With the promise of multiple other new targets and agents on the horizon, including small molecules and antibodies, it is clear that we have entered a new era for therapeutics development in myeloma. Much of the credit for this biology-based approach to therapy should be given to Drs. Anderson and Richardson and their group. This paper is an extension of their work, and represents but a small glimpse of the forthcoming data on many other new agents. The challenge to clinicians in this field is to rapidly assimilate and constantly challenge the paradigm of "standard therapy" in myeloma. Only through rigorous biology, rapid translation, and effective clinical trials can we achieve our goal of rendering myeloma a chronic illness or, dare we say, curing it altogether.


Dr. Lonial receives research support from and is a consultant for Millennium, and is a member of the speakers bureaus for Millennium and Celgene.


1. Attal M, Harousseau J-L, Stoppa A-M, et al: A prospective, randomized trial of autologous bone marrow transplantation and chemotherapy in multiple myeloma. N Engl J Med 335:91-97, 1996.
2. Child JA, Morgan GJ, Davies FE, et al: High-dose chemotherapy with hematopoietic stem-cell rescue for multiple myeloma. N Engl J Med 348:1875-1883, 2003.
3. Attal M, Harousseau J-L, Facon T, et al: Single versus double autologous stem-cell transplantation for multiple myeloma. N Engl J Med 349:2495-2502, 2003.
4. Richardson PG, Barlogie B, Berenson J, et al: A phase 2 study of bortezomib in relapsed, refractory myeloma. N Engl J Med 348:2609- 2617, 2003.
5. Jagannath S, Barlogie B, Berenson J, et al: A phase 2 study of two doses of bortezomib in relapsed or refractory myeloma. Br J Haematol 127:165-172, 2004.
6. Richardson PG, Chanan-Khan, Schlossman RL, et al: Phase II trial of single agent bortezomib (VELCADE®) in patients with previously untreated multiple myeloma (MM) (abstract 336). Blood 104:100a, 2004.

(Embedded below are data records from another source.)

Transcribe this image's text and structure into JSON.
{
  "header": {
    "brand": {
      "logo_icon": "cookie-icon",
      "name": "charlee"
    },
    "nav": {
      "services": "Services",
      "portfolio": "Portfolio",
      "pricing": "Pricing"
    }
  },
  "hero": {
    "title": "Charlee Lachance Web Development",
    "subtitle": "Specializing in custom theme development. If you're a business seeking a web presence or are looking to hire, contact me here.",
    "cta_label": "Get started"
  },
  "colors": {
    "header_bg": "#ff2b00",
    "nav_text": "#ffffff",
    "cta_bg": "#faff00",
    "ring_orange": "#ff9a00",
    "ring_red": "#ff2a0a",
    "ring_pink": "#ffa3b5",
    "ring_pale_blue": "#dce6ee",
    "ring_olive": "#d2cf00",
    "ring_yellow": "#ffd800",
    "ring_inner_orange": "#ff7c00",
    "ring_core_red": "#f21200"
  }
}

7. Harousseau J, Attal M, Leleu X, et al: Bortezomib (VELCADE®) plus dexamethasone as induction treatment prior to autologous stem cell transplantation in patients with newly diagnosed multiple myeloma: Preliminary results of an IFM phase II study (abstract 1490). Blood 104:416a, 2004.

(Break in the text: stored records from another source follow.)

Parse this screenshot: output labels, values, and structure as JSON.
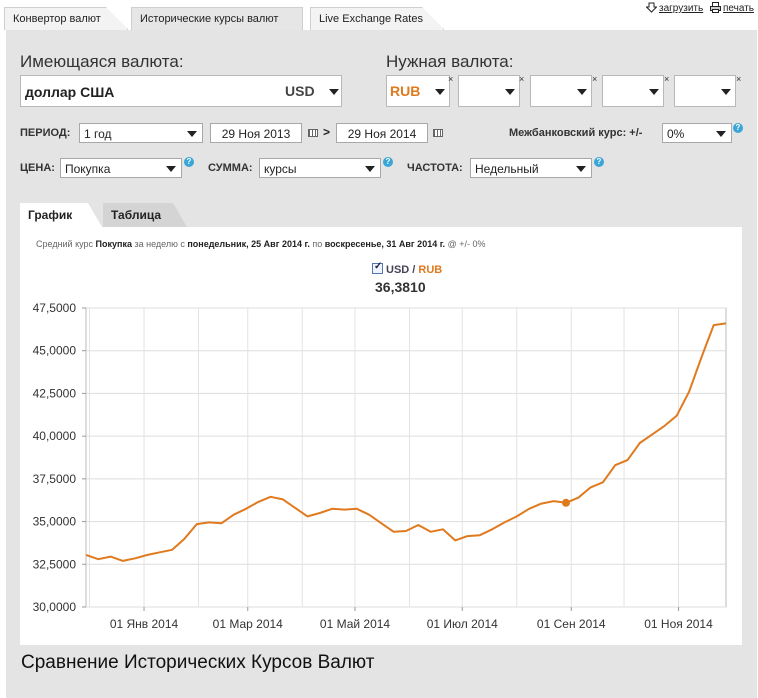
{
  "top_tabs": [
    {
      "label": "Конвертор валют",
      "active": false
    },
    {
      "label": "Исторические курсы валют",
      "active": true
    },
    {
      "label": "Live Exchange Rates",
      "active": false
    }
  ],
  "top_links": {
    "download": "загрузить",
    "print": "печать"
  },
  "have_currency": {
    "label": "Имеющаяся валюта:",
    "name": "доллар США",
    "code": "USD"
  },
  "need_currency": {
    "label": "Нужная валюта:",
    "code": "RUB",
    "accent": "#e07a1f"
  },
  "period": {
    "label": "ПЕРИОД:",
    "value": "1 год",
    "date_from": "29 Ноя 2013",
    "separator": ">",
    "date_to": "29 Ноя 2014"
  },
  "interbank": {
    "label": "Межбанковский курс: +/-",
    "value": "0%"
  },
  "price": {
    "label": "ЦЕНА:",
    "value": "Покупка"
  },
  "amount": {
    "label": "СУММА:",
    "value": "курсы"
  },
  "frequency": {
    "label": "ЧАСТОТА:",
    "value": "Недельный"
  },
  "chart_tabs": [
    {
      "label": "График",
      "active": true
    },
    {
      "label": "Таблица",
      "active": false
    }
  ],
  "chart_description": {
    "p1": "Средний курс ",
    "price": "Покупка",
    "p2": " за неделю с ",
    "start": "понедельник, 25 Авг 2014 г.",
    "p3": " по ",
    "end": "воскресенье, 31 Авг 2014 г.",
    "p4": " @ +/- 0%"
  },
  "legend": {
    "usd": "USD",
    "slash": " / ",
    "rub": "RUB"
  },
  "current_value": "36,3810",
  "bottom_title": "Сравнение Исторических Курсов Валют",
  "chart_data": {
    "type": "line",
    "series": [
      {
        "name": "USD / RUB",
        "color": "#e07a1f",
        "x": [
          "2013-11-29",
          "2013-12-06",
          "2013-12-13",
          "2013-12-20",
          "2013-12-27",
          "2014-01-03",
          "2014-01-10",
          "2014-01-17",
          "2014-01-24",
          "2014-01-31",
          "2014-02-07",
          "2014-02-14",
          "2014-02-21",
          "2014-02-28",
          "2014-03-07",
          "2014-03-14",
          "2014-03-21",
          "2014-03-28",
          "2014-04-04",
          "2014-04-11",
          "2014-04-18",
          "2014-04-25",
          "2014-05-02",
          "2014-05-09",
          "2014-05-16",
          "2014-05-23",
          "2014-05-30",
          "2014-06-06",
          "2014-06-13",
          "2014-06-20",
          "2014-06-27",
          "2014-07-04",
          "2014-07-11",
          "2014-07-18",
          "2014-07-25",
          "2014-08-01",
          "2014-08-08",
          "2014-08-15",
          "2014-08-22",
          "2014-08-29",
          "2014-09-05",
          "2014-09-12",
          "2014-09-19",
          "2014-09-26",
          "2014-10-03",
          "2014-10-10",
          "2014-10-17",
          "2014-10-24",
          "2014-10-31",
          "2014-11-07",
          "2014-11-14",
          "2014-11-21",
          "2014-11-28"
        ],
        "y": [
          33.05,
          32.8,
          32.95,
          32.7,
          32.85,
          33.05,
          33.2,
          33.35,
          34.0,
          34.85,
          34.95,
          34.9,
          35.4,
          35.75,
          36.15,
          36.45,
          36.3,
          35.8,
          35.3,
          35.5,
          35.75,
          35.7,
          35.75,
          35.4,
          34.9,
          34.4,
          34.45,
          34.8,
          34.4,
          34.55,
          33.9,
          34.15,
          34.2,
          34.55,
          34.95,
          35.3,
          35.75,
          36.05,
          36.2,
          36.1,
          36.4,
          37.0,
          37.3,
          38.3,
          38.6,
          39.6,
          40.1,
          40.6,
          41.2,
          42.6,
          44.6,
          46.5,
          46.6
        ]
      }
    ],
    "x_tick_labels": [
      "01 Янв 2014",
      "01 Мар 2014",
      "01 Май 2014",
      "01 Июл 2014",
      "01 Сен 2014",
      "01 Ноя 2014"
    ],
    "y_tick_labels": [
      "30,0000",
      "32,5000",
      "35,0000",
      "37,5000",
      "40,0000",
      "42,5000",
      "45,0000",
      "47,5000"
    ],
    "ylim": [
      30,
      47.5
    ],
    "highlight_point": {
      "x": "2014-08-29",
      "y": 36.1
    },
    "grid": true
  }
}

8. Cavenagh J, Popat R, Curry N, et al: PAD combination therapy (PS341/bortezomib, Adriamycin and dexamethasone) for previously untreated patients with multiple myeloma (abstract 1478). Blood 104:413a, 2004.
9. Mateos MV, Blade J, Diaz Mediavilla J, et al: A phase I/II national, multicenter, openlabel study of bortezomib plus melphalan and prednisone (V-MP) in elderly untreated multiple myeloma patients (abstract 3462). Blood 104:943a, 2004.

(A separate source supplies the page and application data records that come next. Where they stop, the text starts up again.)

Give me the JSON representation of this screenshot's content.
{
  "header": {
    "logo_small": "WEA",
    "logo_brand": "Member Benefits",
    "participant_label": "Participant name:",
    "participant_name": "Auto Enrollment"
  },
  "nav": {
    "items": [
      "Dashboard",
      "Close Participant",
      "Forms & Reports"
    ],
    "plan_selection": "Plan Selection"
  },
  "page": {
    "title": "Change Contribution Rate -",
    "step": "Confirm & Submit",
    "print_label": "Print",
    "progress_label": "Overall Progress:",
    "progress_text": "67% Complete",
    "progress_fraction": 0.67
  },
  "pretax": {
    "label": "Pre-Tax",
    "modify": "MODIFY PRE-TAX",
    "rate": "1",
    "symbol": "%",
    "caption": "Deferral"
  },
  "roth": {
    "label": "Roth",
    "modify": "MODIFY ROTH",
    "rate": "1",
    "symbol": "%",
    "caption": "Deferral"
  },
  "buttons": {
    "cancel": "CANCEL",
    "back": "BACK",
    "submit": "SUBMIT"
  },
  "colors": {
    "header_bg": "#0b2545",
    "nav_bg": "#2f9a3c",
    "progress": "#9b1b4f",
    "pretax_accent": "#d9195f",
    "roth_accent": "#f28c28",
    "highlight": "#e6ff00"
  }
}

10. Blade J, Sureda A, Ribers J, et al: Highdose therapy autotransplantation/intensification versus continued conventional chemotherapy in multiple myeloma patients responding to initial chemotherapy. Definitive results from PETHEMA after a median follow-up of 66 months (abstract 137). Blood 102:42a, 2003.
11. Rajkumar SV, Dingli D, Nowakowski G, et al: Thalidomide and dexamethasone in newly diagnosed multiple myeloma: Long-term results in patients not undergoing upfront autologous stem cell transplantation (abstract 6632). J Clin Oncol 23(16S):593s, 2005.
12. Palumbo A, Bertola B, Musto P et al: A prospective randomized trial of oral melphalan, prednisone, thalidomide (MPT) vs oral melphalan, prednisone (MP): An interim analysis (abstract 207). Blood 104:63a, 2004.
13. Weber DM, Chen C, Niesvizky R, et al: A multicenter, randomized, parallel-group, double-blind placebo-controlled study of lenalidomide plus dexamethasone versus dexamethasone alone in previously treated subjects with multiple myeloma. The Hematology Journal 90:155a, 2005.
14. Rajkumar SV, et al. Blood, Aug 23, 2005. (Epub ahead of print.)